ASSIGNMENT »
Are you able to quote each entry exactly as written?
(MATERIAL SUPPLIED)
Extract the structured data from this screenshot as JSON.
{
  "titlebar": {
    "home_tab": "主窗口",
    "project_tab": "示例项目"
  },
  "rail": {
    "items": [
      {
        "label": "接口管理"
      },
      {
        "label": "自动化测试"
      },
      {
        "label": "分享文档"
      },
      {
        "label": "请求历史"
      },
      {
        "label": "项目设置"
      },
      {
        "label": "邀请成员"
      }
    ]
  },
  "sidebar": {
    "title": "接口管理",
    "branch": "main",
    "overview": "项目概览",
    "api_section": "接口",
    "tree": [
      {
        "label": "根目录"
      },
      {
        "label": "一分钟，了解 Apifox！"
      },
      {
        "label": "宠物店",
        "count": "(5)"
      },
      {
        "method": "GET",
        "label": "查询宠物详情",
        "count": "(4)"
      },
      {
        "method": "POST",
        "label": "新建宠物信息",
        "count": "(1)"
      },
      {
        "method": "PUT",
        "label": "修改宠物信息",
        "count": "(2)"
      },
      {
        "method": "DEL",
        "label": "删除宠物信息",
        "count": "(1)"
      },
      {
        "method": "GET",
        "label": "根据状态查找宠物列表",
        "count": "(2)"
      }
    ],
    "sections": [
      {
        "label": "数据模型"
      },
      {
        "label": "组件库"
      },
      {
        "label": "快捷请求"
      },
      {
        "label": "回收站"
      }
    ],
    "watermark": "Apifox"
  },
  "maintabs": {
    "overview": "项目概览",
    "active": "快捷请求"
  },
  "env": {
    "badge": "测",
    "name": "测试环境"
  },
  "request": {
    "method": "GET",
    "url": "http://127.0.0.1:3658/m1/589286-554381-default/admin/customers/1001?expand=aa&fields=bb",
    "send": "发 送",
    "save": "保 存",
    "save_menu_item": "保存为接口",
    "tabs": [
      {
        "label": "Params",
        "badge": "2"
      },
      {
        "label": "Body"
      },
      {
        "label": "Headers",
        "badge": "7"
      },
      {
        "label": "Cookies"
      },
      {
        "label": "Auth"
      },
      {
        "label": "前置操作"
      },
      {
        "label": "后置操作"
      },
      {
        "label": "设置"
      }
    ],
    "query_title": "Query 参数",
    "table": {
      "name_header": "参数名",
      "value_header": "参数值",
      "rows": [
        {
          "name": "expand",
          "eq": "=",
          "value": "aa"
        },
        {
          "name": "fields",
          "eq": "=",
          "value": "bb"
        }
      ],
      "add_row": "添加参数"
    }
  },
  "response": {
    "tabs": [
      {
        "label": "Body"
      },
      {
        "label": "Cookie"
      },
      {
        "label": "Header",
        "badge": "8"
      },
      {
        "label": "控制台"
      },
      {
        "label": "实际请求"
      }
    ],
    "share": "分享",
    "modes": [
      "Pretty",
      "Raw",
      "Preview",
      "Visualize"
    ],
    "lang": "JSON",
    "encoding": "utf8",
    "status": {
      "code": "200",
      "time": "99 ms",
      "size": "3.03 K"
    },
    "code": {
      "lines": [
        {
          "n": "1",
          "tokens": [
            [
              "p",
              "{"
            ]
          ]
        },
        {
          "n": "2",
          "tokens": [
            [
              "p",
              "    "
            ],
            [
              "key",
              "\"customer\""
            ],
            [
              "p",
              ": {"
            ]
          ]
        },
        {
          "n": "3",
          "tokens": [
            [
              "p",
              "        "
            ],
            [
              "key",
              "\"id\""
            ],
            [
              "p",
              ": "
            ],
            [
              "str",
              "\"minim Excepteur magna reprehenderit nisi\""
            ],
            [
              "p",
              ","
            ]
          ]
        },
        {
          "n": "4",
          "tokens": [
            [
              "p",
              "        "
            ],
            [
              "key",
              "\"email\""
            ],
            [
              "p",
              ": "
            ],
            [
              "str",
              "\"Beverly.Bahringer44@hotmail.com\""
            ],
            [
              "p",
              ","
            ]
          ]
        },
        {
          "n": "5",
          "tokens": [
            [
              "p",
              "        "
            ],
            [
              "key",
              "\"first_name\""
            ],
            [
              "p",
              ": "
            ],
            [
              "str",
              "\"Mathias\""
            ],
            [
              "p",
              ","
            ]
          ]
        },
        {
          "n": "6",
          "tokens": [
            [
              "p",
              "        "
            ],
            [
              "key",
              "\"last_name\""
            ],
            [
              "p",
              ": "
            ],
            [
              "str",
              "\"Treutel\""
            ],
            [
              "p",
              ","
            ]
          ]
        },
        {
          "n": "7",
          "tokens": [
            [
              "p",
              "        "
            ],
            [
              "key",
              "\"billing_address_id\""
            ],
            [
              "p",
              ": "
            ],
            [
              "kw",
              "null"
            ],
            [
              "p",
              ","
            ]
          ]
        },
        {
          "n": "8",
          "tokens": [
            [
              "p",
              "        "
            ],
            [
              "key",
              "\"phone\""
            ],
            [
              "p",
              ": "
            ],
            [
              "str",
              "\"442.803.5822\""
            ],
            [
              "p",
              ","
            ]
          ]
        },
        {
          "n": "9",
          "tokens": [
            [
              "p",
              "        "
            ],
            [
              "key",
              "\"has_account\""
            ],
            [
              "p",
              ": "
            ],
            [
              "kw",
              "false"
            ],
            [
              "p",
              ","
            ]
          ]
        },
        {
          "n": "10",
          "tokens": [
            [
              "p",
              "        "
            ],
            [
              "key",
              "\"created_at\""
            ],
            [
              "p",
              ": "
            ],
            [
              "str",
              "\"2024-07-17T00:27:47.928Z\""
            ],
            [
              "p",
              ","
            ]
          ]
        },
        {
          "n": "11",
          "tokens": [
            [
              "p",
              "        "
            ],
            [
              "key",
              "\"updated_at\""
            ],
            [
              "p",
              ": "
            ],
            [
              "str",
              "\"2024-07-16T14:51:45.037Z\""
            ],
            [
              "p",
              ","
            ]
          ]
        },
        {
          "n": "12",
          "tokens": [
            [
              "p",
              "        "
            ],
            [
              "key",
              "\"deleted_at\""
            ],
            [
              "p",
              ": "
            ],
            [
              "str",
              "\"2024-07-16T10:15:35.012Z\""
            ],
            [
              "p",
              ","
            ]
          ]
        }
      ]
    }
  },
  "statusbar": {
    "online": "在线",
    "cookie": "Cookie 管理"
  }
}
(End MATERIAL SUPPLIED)
OUTPUT FOR THIS TASK »
Extract the structured data from this screenshot as JSON.
{
  "titlebar": {
    "home_tab": "主窗口",
    "project_tab": "示例项目"
  },
  "rail": {
    "items": [
      {
        "label": "接口管理"
      },
      {
        "label": "自动化测试"
      },
      {
        "label": "分享文档"
      },
      {
        "label": "请求历史"
      },
      {
        "label": "项目设置"
      },
      {
        "label": "邀请成员"
      }
    ]
  },
  "sidebar": {
    "title": "接口管理",
    "branch": "main",
    "overview": "项目概览",
    "api_section": "接口",
    "tree": [
      {
        "label": "根目录"
      },
      {
        "label": "一分钟，了解 Apifox！"
      },
      {
        "label": "宠物店",
        "count": "(5)"
      },
      {
        "method": "GET",
        "label": "查询宠物详情",
        "count": "(4)"
      },
      {
        "method": "POST",
        "label": "新建宠物信息",
        "count": "(1)"
      },
      {
        "method": "PUT",
        "label": "修改宠物信息",
        "count": "(2)"
      },
      {
        "method": "DEL",
        "label": "删除宠物信息",
        "count": "(1)"
      },
      {
        "method": "GET",
        "label": "根据状态查找宠物列表",
        "count": "(2)"
      }
    ],
    "sections": [
      {
        "label": "数据模型"
      },
      {
        "label": "组件库"
      },
      {
        "label": "快捷请求"
      },
      {
        "label": "回收站"
      }
    ],
    "watermark": "Apifox"
  },
  "maintabs": {
    "overview": "项目概览",
    "active": "快捷请求"
  },
  "env": {
    "badge": "测",
    "name": "测试环境"
  },
  "request": {
    "method": "GET",
    "url": "http://127.0.0.1:3658/m1/589286-554381-default/admin/customers/1001?expand=aa&fields=bb",
    "send": "发 送",
    "save": "保 存",
    "save_menu_item": "保存为接口",
    "tabs": [
      {
        "label": "Params",
        "badge": "2"
      },
      {
        "label": "Body"
      },
      {
        "label": "Headers",
        "badge": "7"
      },
      {
        "label": "Cookies"
      },
      {
        "label": "Auth"
      },
      {
        "label": "前置操作"
      },
      {
        "label": "后置操作"
      },
      {
        "label": "设置"
      }
    ],
    "query_title": "Query 参数",
    "table": {
      "name_header": "参数名",
      "value_header": "参数值",
      "rows": [
        {
          "name": "expand",
          "eq": "=",
          "value": "aa"
        },
        {
          "name": "fields",
          "eq": "=",
          "value": "bb"
        }
      ],
      "add_row": "添加参数"
    }
  },
  "response": {
    "tabs": [
      {
        "label": "Body"
      },
      {
        "label": "Cookie"
      },
      {
        "label": "Header",
        "badge": "8"
      },
      {
        "label": "控制台"
      },
      {
        "label": "实际请求"
      }
    ],
    "share": "分享",
    "modes": [
      "Pretty",
      "Raw",
      "Preview",
      "Visualize"
    ],
    "lang": "JSON",
    "encoding": "utf8",
    "status": {
      "code": "200",
      "time": "99 ms",
      "size": "3.03 K"
    },
    "code": {
      "lines": [
        {
          "n": "1",
          "tokens": [
            [
              "p",
              "{"
            ]
          ]
        },
        {
          "n": "2",
          "tokens": [
            [
              "p",
              "    "
            ],
            [
              "key",
              "\"customer\""
            ],
            [
              "p",
              ": {"
            ]
          ]
        },
        {
          "n": "3",
          "tokens": [
            [
              "p",
              "        "
            ],
            [
              "key",
              "\"id\""
            ],
            [
              "p",
              ": "
            ],
            [
              "str",
              "\"minim Excepteur magna reprehenderit nisi\""
            ],
            [
              "p",
              ","
            ]
          ]
        },
        {
          "n": "4",
          "tokens": [
            [
              "p",
              "        "
            ],
            [
              "key",
              "\"email\""
            ],
            [
              "p",
              ": "
            ],
            [
              "str",
              "\"Beverly.Bahringer44@hotmail.com\""
            ],
            [
              "p",
              ","
            ]
          ]
        },
        {
          "n": "5",
          "tokens": [
            [
              "p",
              "        "
            ],
            [
              "key",
              "\"first_name\""
            ],
            [
              "p",
              ": "
            ],
            [
              "str",
              "\"Mathias\""
            ],
            [
              "p",
              ","
            ]
          ]
        },
        {
          "n": "6",
          "tokens": [
            [
              "p",
              "        "
            ],
            [
              "key",
              "\"last_name\""
            ],
            [
              "p",
              ": "
            ],
            [
              "str",
              "\"Treutel\""
            ],
            [
              "p",
              ","
            ]
          ]
        },
        {
          "n": "7",
          "tokens": [
            [
              "p",
              "        "
            ],
            [
              "key",
              "\"billing_address_id\""
            ],
            [
              "p",
              ": "
            ],
            [
              "kw",
              "null"
            ],
            [
              "p",
              ","
            ]
          ]
        },
        {
          "n": "8",
          "tokens": [
            [
              "p",
              "        "
            ],
            [
              "key",
              "\"phone\""
            ],
            [
              "p",
              ": "
            ],
            [
              "str",
              "\"442.803.5822\""
            ],
            [
              "p",
              ","
            ]
          ]
        },
        {
          "n": "9",
          "tokens": [
            [
              "p",
              "        "
            ],
            [
              "key",
              "\"has_account\""
            ],
            [
              "p",
              ": "
            ],
            [
              "kw",
              "false"
            ],
            [
              "p",
              ","
            ]
          ]
        },
        {
          "n": "10",
          "tokens": [
            [
              "p",
              "        "
            ],
            [
              "key",
              "\"created_at\""
            ],
            [
              "p",
              ": "
            ],
            [
              "str",
              "\"2024-07-17T00:27:47.928Z\""
            ],
            [
              "p",
              ","
            ]
          ]
        },
        {
          "n": "11",
          "tokens": [
            [
              "p",
              "        "
            ],
            [
              "key",
              "\"updated_at\""
            ],
            [
              "p",
              ": "
            ],
            [
              "str",
              "\"2024-07-16T14:51:45.037Z\""
            ],
            [
              "p",
              ","
            ]
          ]
        },
        {
          "n": "12",
          "tokens": [
            [
              "p",
              "        "
            ],
            [
              "key",
              "\"deleted_at\""
            ],
            [
              "p",
              ": "
            ],
            [
              "str",
              "\"2024-07-16T10:15:35.012Z\""
            ],
            [
              "p",
              ","
            ]
          ]
        }
      ]
    }
  },
  "statusbar": {
    "online": "在线",
    "cookie": "Cookie 管理"
  }
}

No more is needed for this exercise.